What is Gaia-X?
The point of departure for Gaia-X is the increasing challenge for businesses to keep up with the dynamics of digitalization in all areas of the economy while remaining competitive. On the one hand, control over data is often lost when they are processed by other organizations. On the other hand, the opportunity to participate in new business models and innovations is hampered by the current monopoly structures on the global digital market. These along with other concerns pertaining to data security and the enforceability of European laws and regulations represent a recognized fundamental threat to data autonomy and value creation within the economic space of the EU. The project Gaia-X addresses this challenge by establishing a framework in which all involved organizations from the various sectors can agree on a uniform ruleset, thereby ensuring that essential values are upheld and observed: data sovereignty, data privacy, confidentiality, security, technology neutrality, and interoperability.
The goal of the Gaia-X project is to allow organizations, businesses, and users to process and exchange data efficiently and economically while still maintaining control over them – not only in terms of where those data are stored but also in terms of who may use them for which purposes. Gaia-X is therefore neither a new European data centre nor a new cloud service.
The Gaia-X project was originally initiated by the German Ministry for Economic Affairs, but in the meantime has become a broad initiative promoted by stakeholders in multiple EU Member States. Its organization comprises three fundamental pillars: the Gaia-X Association at the EU level, the national Gaia-X Hubs in the EU Member States and beyond, and the Gaia-X Community.
Gaia-X was established as a not-for-profit association in Brussels under the name Gaia-X Association internationale sans but lucratif (AISBL) and currently has around 340 members (as of 06/2022).
Gaia-X Hubs are the central, country-specific contact points for businesses, stakeholders, initiatives, industry associations, and public institutions. Their task is to ensure the implementation of the Gaia-X strategy in the member states and to help projects initiated by the local industry achieve success. Gaia-X Hubs currently exist in the majority of EU countries as well as in several countries outside the EU.
The Gaia-X Community encompasses all organizations interested in Gaia-X or involved in the Gaia-X AISBL or one of the Gaia-X Hubs as members.
In order to realize the principles and values of Gaia-X, appropriate software components referred to as Gaia-X Federation Services (GXFS) are currently being developed under the coordination of the Gaia-X Association. Their purpose is to allow organizations to exchange data with one another while maintaining control over their use. Examples of specific GXFS are the identification of participating organizations, the presentation of available data services, automated monitoring of the observation of Gaia-X rules, or notarial services for the preparation of contracts.
The Gaia-X Association publishes all GXFS specifications and makes the entire software code available to everyone via open source: industrial enterprises, SMEs, start-ups, research facilities, public administration organizations, developers, and IT and cloud service functions.
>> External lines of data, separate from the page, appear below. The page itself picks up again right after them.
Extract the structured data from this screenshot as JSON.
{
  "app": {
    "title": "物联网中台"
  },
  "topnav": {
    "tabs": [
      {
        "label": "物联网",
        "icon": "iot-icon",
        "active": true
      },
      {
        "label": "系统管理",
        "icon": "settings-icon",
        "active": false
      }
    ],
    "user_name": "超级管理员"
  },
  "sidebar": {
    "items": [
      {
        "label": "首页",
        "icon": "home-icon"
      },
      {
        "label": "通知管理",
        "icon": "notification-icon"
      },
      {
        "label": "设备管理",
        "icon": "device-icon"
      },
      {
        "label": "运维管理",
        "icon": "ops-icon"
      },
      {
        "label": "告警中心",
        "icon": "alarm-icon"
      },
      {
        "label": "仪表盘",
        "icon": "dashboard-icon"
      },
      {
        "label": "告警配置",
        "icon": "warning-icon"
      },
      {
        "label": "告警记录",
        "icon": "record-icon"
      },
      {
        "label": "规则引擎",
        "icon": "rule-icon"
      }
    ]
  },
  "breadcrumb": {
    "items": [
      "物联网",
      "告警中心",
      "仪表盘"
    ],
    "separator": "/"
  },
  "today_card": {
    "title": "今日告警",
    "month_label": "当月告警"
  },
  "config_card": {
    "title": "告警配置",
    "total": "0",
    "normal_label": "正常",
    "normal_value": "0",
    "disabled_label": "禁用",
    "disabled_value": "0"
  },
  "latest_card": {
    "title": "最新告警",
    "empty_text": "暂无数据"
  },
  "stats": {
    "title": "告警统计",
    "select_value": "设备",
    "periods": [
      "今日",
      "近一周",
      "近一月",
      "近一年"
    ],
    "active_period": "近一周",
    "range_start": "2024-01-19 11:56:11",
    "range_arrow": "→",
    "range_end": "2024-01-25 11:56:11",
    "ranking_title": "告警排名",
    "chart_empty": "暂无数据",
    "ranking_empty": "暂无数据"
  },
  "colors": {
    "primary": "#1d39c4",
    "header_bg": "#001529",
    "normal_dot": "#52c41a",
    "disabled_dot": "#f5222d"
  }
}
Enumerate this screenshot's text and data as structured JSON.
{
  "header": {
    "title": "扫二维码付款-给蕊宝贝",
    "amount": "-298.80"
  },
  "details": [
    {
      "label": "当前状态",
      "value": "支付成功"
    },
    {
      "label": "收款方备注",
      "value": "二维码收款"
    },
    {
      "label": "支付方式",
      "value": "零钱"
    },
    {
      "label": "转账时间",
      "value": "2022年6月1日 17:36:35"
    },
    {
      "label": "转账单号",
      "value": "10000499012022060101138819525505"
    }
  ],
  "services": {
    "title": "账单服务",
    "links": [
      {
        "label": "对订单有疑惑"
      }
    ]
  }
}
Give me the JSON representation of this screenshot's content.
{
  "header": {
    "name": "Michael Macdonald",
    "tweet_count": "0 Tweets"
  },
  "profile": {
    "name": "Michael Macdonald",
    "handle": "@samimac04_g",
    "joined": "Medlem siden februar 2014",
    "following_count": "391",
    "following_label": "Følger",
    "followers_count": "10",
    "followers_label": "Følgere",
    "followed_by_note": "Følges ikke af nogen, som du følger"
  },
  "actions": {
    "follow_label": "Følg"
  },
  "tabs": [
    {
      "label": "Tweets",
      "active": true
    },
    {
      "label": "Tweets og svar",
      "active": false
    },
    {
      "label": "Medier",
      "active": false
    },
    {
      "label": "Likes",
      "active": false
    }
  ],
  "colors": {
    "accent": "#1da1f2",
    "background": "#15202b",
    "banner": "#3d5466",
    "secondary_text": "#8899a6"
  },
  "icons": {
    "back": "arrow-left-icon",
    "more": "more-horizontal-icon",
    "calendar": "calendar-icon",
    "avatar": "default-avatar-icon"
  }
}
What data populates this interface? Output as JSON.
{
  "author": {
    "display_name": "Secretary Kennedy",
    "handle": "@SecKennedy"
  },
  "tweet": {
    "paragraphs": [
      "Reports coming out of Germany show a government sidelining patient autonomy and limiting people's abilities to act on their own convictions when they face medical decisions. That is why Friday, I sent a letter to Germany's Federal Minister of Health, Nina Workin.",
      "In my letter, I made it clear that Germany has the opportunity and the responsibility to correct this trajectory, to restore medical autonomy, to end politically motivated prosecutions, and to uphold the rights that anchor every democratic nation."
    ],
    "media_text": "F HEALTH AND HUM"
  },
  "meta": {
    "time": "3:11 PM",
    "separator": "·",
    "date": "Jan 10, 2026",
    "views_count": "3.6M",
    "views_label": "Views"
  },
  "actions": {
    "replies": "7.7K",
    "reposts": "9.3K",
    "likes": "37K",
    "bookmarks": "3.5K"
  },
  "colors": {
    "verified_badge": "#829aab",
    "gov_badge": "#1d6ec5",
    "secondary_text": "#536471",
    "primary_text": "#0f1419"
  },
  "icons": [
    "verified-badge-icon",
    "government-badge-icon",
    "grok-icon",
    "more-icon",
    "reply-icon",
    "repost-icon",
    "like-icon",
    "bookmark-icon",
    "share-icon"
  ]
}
All of these stakeholders can present their products and services, exchange data, and jointly develop innovative business models on the basis of the Gaia-X principles and with the help of the GXFS.
The Gaia-X project is intended to promote innovation in all economic sectors and mitigate the increasing dependence on a handful of monopolistic organizations. While Europe may have already lost the race for dominance on the cloud infrastructure market, the cards for dealing in data are only just now being shuffled.
Gaia-X provides a framework embracing fundamental European principles: sovereignty, openness, fairness, security, and trust. It will therefore serve not just a scant few major players but instead allow countless companies and organizations worldwide to participate in the digital market more easily.